The toughest decision I have ever made
What is the toughest decision you have ever made?
Looking over at the clock on my desktop computer as I put the final touches on designing a page for today's edition, I realize that my time in the Devils Lake Journal office is winding down.
In the next few minutes, I will be saying my customary "Good night" wishes to the employees still in the office. I have done it for more than a year-and-a-half, so why would I do anything else?
This reminds me that in a week, I will be in a new setting. In less than five days, I won't be in Devils Lake or in the friendly confines of the Journal building.
Instead, I will find myself in a completely unfamiliar setting in fact.
When I leave the office Monday afternoon, I will not be employed full-time as a newspaper reporter for the first time in seven years.
As I sit here trying to write one of my final columns, I am reminded of how different it will be. There won't be any more banter with co-workers, no time on the phone setting up interviews or early mornings designing pages for that day's newspaper.
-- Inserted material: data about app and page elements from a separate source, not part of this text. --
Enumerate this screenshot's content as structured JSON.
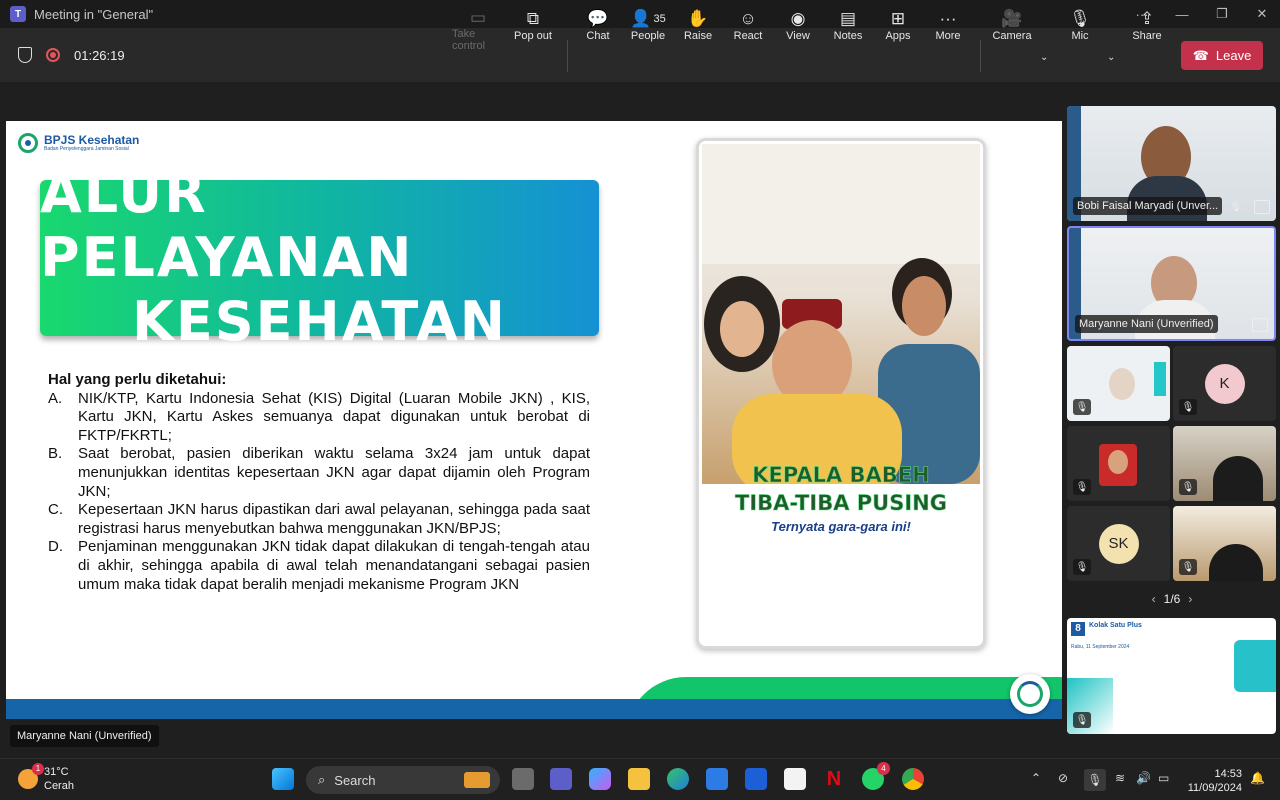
{
  "window": {
    "title": "Meeting in \"General\""
  },
  "toolbar": {
    "timer": "01:26:19",
    "buttons": [
      {
        "label": "Take control",
        "icon": "take-control-icon"
      },
      {
        "label": "Pop out",
        "icon": "pop-out-icon"
      },
      {
        "label": "Chat",
        "icon": "chat-icon"
      },
      {
        "label": "People",
        "icon": "people-icon",
        "count": "35"
      },
      {
        "label": "Raise",
        "icon": "raise-hand-icon"
      },
      {
        "label": "React",
        "icon": "react-icon"
      },
      {
        "label": "View",
        "icon": "view-icon"
      },
      {
        "label": "Notes",
        "icon": "notes-icon"
      },
      {
        "label": "Apps",
        "icon": "apps-icon"
      },
      {
        "label": "More",
        "icon": "more-icon"
      },
      {
        "label": "Camera",
        "icon": "camera-icon"
      },
      {
        "label": "Mic",
        "icon": "mic-off-icon"
      },
      {
        "label": "Share",
        "icon": "share-icon"
      }
    ],
    "leave_label": "Leave",
    "leave_color": "#c4314b"
  },
  "slide": {
    "brand": "BPJS Kesehatan",
    "brand_sub": "Badan Penyelenggara Jaminan Sosial",
    "title_line1": "ALUR PELAYANAN",
    "title_line2": "KESEHATAN",
    "intro": "Hal yang perlu diketahui:",
    "points": [
      {
        "key": "A.",
        "text": "NIK/KTP,  Kartu Indonesia Sehat (KIS) Digital (Luaran Mobile JKN) , KIS, Kartu JKN, Kartu Askes semuanya dapat digunakan untuk berobat di FKTP/FKRTL;"
      },
      {
        "key": "B.",
        "text": "Saat berobat, pasien diberikan waktu selama 3x24 jam untuk dapat menunjukkan identitas kepesertaan JKN agar dapat dijamin oleh Program JKN;"
      },
      {
        "key": "C.",
        "text": "Kepesertaan JKN harus dipastikan dari awal pelayanan, sehingga pada saat registrasi harus menyebutkan bahwa menggunakan JKN/BPJS;"
      },
      {
        "key": "D.",
        "text": "Penjaminan menggunakan JKN tidak dapat dilakukan di tengah-tengah atau di akhir, sehingga apabila di awal telah menandatangani sebagai pasien umum maka tidak dapat beralih menjadi mekanisme Program JKN"
      }
    ],
    "phone_caption1": "KEPALA BABEH",
    "phone_caption2": "TIBA-TIBA PUSING",
    "phone_caption3": "Ternyata gara-gara ini!"
  },
  "speaker_tag": "Maryanne Nani (Unverified)",
  "participants": [
    {
      "name": "Bobi Faisal Maryadi (Unver...",
      "type": "video"
    },
    {
      "name": "Maryanne Nani (Unverified)",
      "type": "video"
    },
    {
      "name": "",
      "type": "video"
    },
    {
      "initials": "K",
      "type": "avatar",
      "color": "#f2c9cf"
    },
    {
      "name": "",
      "type": "video"
    },
    {
      "name": "",
      "type": "video"
    },
    {
      "initials": "SK",
      "type": "avatar",
      "color": "#f3e2b0"
    },
    {
      "name": "",
      "type": "video"
    }
  ],
  "pager": "1/6",
  "mini_slide": {
    "number": "8",
    "title": "Kolak Satu Plus",
    "date": "Rabu, 11 September 2024"
  },
  "taskbar": {
    "weather_temp": "31°C",
    "weather_desc": "Cerah",
    "weather_badge": "1",
    "search_label": "Search",
    "whatsapp_badge": "4",
    "time": "14:53",
    "date": "11/09/2024"
  }
}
With each of these realizations, I can't help but think how different my daily life is going to be next week.
Despite giving my notice around two months ago, I haven't thought about the end very often.
Tonight, however, as I strategize how to get everything packed up, it's all I can think about.
And I am reminded that this is the toughest decision I have ever made.
I truly love this community and this job. So, what led me to making the most difficult choice of my life to date?
For the first time in 27 years, I am making a career decision based on my health. It's been a battle the past 24 months as I have tried to carry on through an array of different medical issues.
Two major surgeries later, I am happy to report I am feeling better.
But, I am not healthy. I'm tired and continue to fend off health battles every week to make it through work.
To be honest, it's not fair to anyone. I haven't been able to give the Journal or you the readers my best. It's like an athlete taking the field or court when they know they aren't 100 percent.
I haven't been 100 percent for a long time and I need to try change that.
So, I am going back home to Mayville. My goal is to get back on my feet, eat right, begin proper sleep habits and do what I have to do to become healthy for the first time since I can remember.
This has been a decision that has eaten me alive for the past couple months. I want to be in Devils Lake, I want to be a newspaper reporter and I want to continue to work with officials, coaches and co-workers that I have built positive relationships with since I have been here.
I NEED to take care of myself.
Through this process, I have been reminded why I hate making decisions. Sometimes, you wish could still be a fifth-grade student whose toughest choice is which sport to play at recess.
For now, I can't think about the decision any more. It's been made.
While I know I am going to miss all aspects of this community, job and social life, it is now my job to make the most of my new opportunities.
I begin slowly cleaning off my desk to head home for the night. Then I start thinking that it's not the decisions that we make for ourselves that determines our path.
Instead, it's about making the most out of that choice while constantly moving forward. That’s what I hope to do.